A major complexity that I have avoided discussing until now is performance. Look forward to the next post to know more!!

Common Myth Regarding ViewState in ASP.NET

Through this article I want to defeat a very common misconception about ViewState. Most ASP.NET developers think that the ASP.NET ViewState is responsible for holding the values of controls such as TextBoxes so that they are retained even after postback.

But that is not the case!

Let’s take an example to understand the above:

Place a web server TextBox control (tbControl) and a web server Label control (lblControl).

Set the “Text” property of label and textbox to “Initial Label Text” and “Initial TextBox Text” respectively and set the “EnableViewState” property of both the controls to false.

Place two button controls and set their text to “Change Label Text” and “Post to Server”. First button changes label’s text by handling button click event and second button only does the postback.

private void btnChangeLabel_Click(object sender, System.EventArgs e)
lblControl.Text = “Label’s Text Changed”;

On running this application, you can see the initial texts in the controls as you have set.

Now, change the text in TextBox and set it to “Changed TextBox Text”.

Now click the Post to Server button. What happens is that the textbox retains its value, in spite of the ViewState property being set to false.

The reason for this behavior is that ViewState is not responsible for storing the modified values for controls such as TextBoxes, dropdowns, CheckBoxList etc., that is, those controls which inherit from the IPostBackDataHandler interface.

After Page_Init(), there is an event known as LoadViewState, in which the Page class loads values from the hidden __VIEWSTATE from the field for those controls (e.g., Label) whose ViewState is enabled.

Then the LoadPostBackData event fires, in which the Page class loads the values of those controls which inherit from the IPostBackDataHandler interface, (e.g. TextBox) from the HTTP POST headers.

Now, on clicking “Change Label Text” button which changes label text programmatically (made by above mentioned event handler), then on clicking “Post to Server”, page reloads and programmatic change is lost i.e. label text changes to initial value – “Initial Label Text”.
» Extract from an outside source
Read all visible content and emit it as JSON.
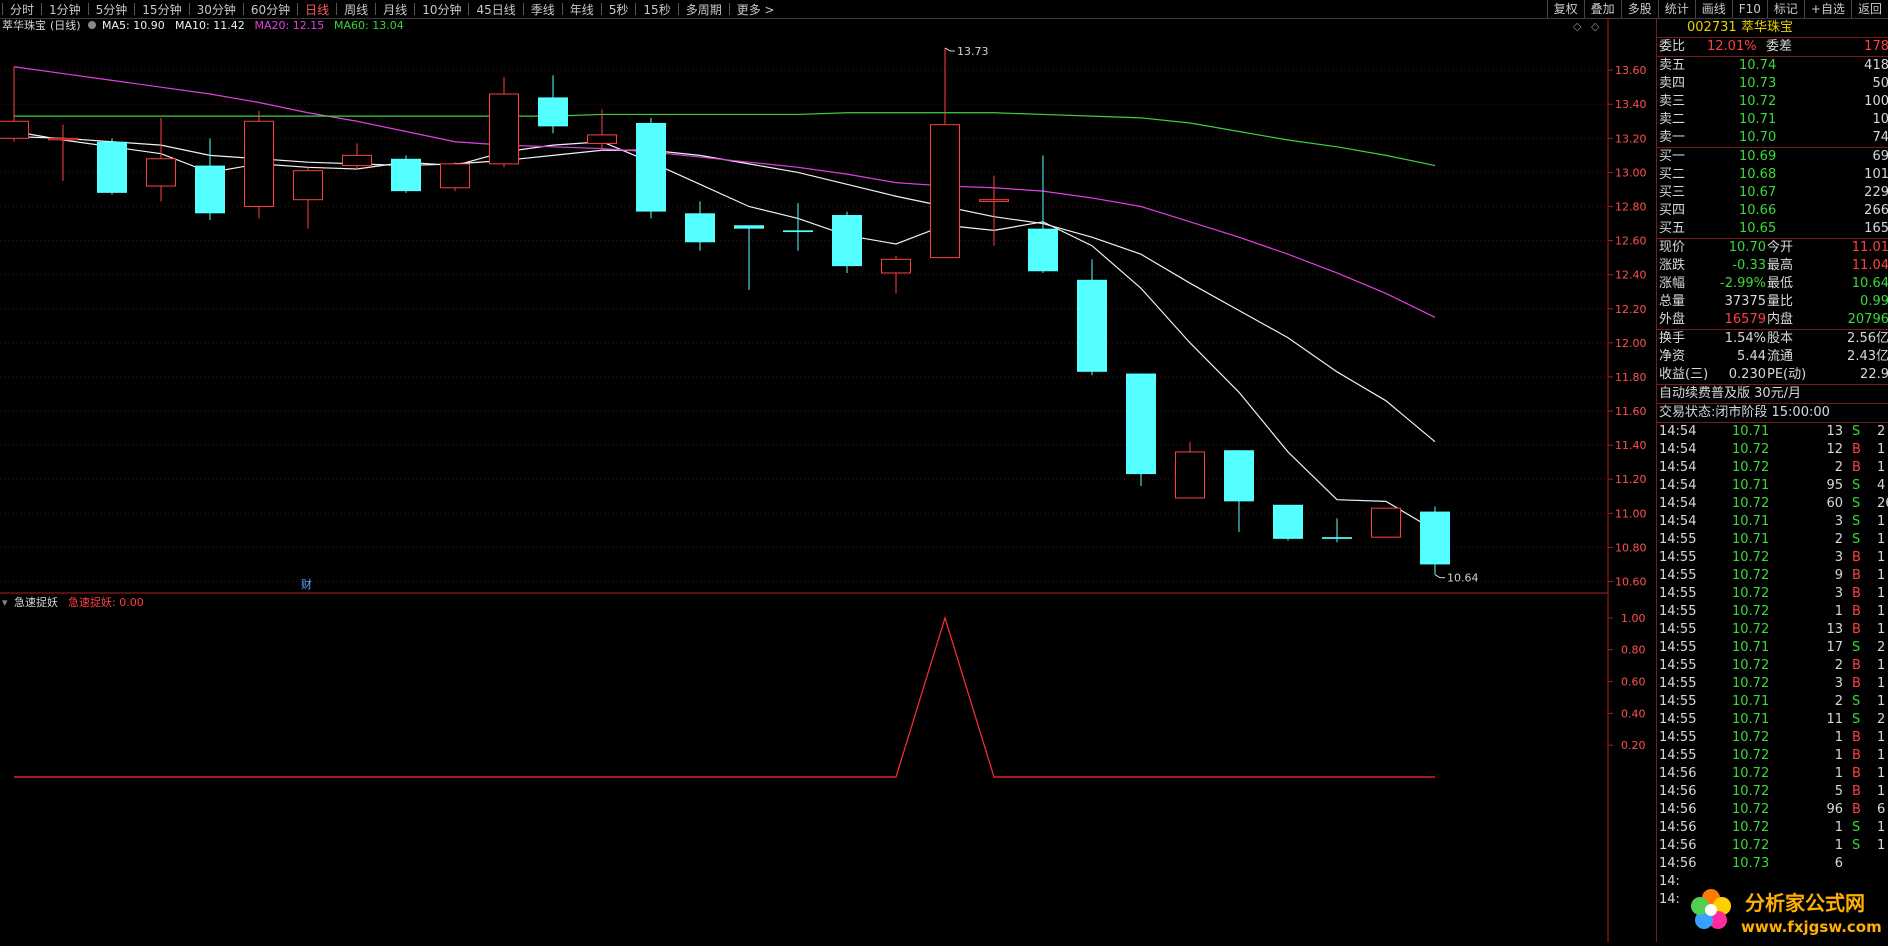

This is because the Label control does not inherit from the IPostBackDataHandler interface. So the ViewState is responsible for persisting its value across postbacks.

Also since ViewState has been disabled, the Label loses its value after clicking the “Change Label Text” button.

Now enable ViewState for the Label control, and you can see the modified value (“Label’s Text Changed”) after clicking the same button.

So we conclude that controls which inherit from the IPostBackDataHandler interface retain their values even if the ViewState has been disabled. This is because the values are stored in HTTP POST headers.